- **YOUR INSTRUCTIONS**
Your reply should consist of the entries, copied exactly and stripped of images.

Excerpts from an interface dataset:
--*--

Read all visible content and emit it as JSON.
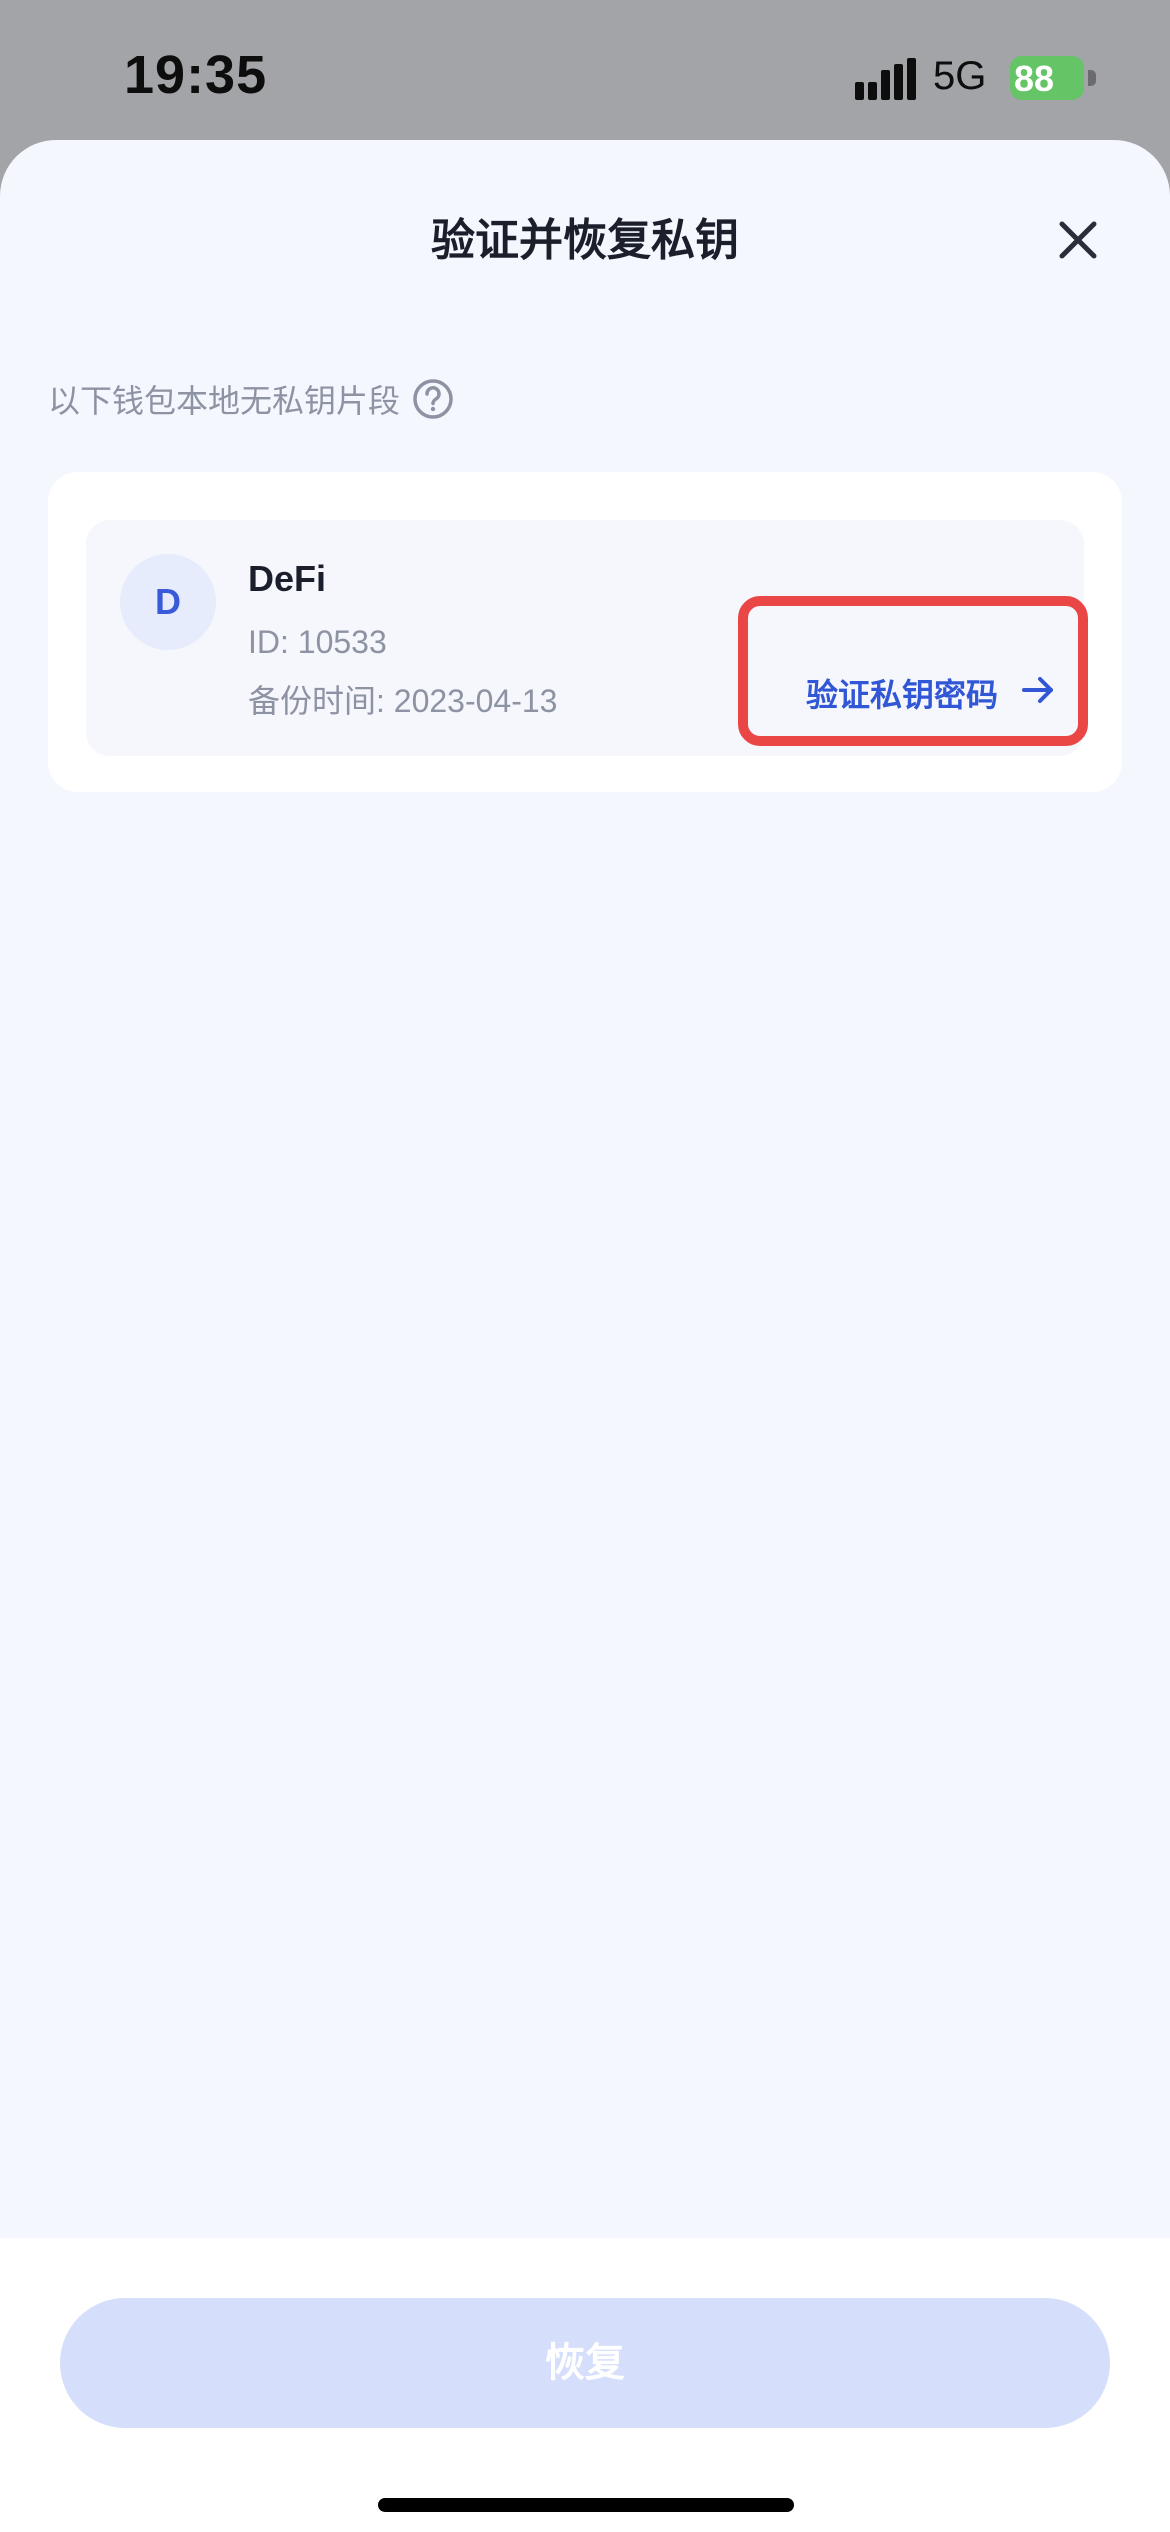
{
  "status_bar": {
    "time": "19:35",
    "network": "5G",
    "battery": "88"
  },
  "sheet": {
    "title": "验证并恢复私钥",
    "section_label": "以下钱包本地无私钥片段"
  },
  "wallet": {
    "avatar_letter": "D",
    "name": "DeFi",
    "id_text": "ID: 10533",
    "backup_text": "备份时间: 2023-04-13",
    "verify_label": "验证私钥密码"
  },
  "footer": {
    "restore_label": "恢复"
  },
  "colors": {
    "accent": "#3257d6",
    "highlight_border": "#ea4646",
    "battery_green": "#64c466",
    "disabled_button": "#d5defb"
  }
}
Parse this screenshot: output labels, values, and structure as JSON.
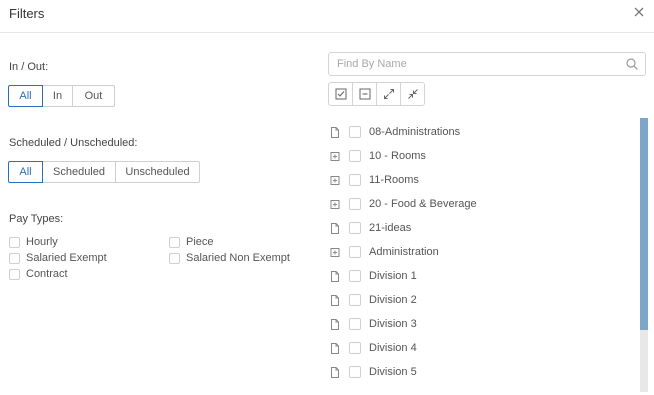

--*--

- **SOLVED EXERCISE**
Read all visible content and emit it as JSON.
{
  "status_bar": {
    "time": "19:35",
    "network": "5G",
    "battery": "88"
  },
  "sheet": {
    "title": "验证并恢复私钥",
    "section_label": "以下钱包本地无私钥片段"
  },
  "wallet": {
    "avatar_letter": "D",
    "name": "DeFi",
    "id_text": "ID: 10533",
    "backup_text": "备份时间: 2023-04-13",
    "verify_label": "验证私钥密码"
  },
  "footer": {
    "restore_label": "恢复"
  },
  "colors": {
    "accent": "#3257d6",
    "highlight_border": "#ea4646",
    "battery_green": "#64c466",
    "disabled_button": "#d5defb"
  }
}
Parse this screenshot: output labels, values, and structure as JSON.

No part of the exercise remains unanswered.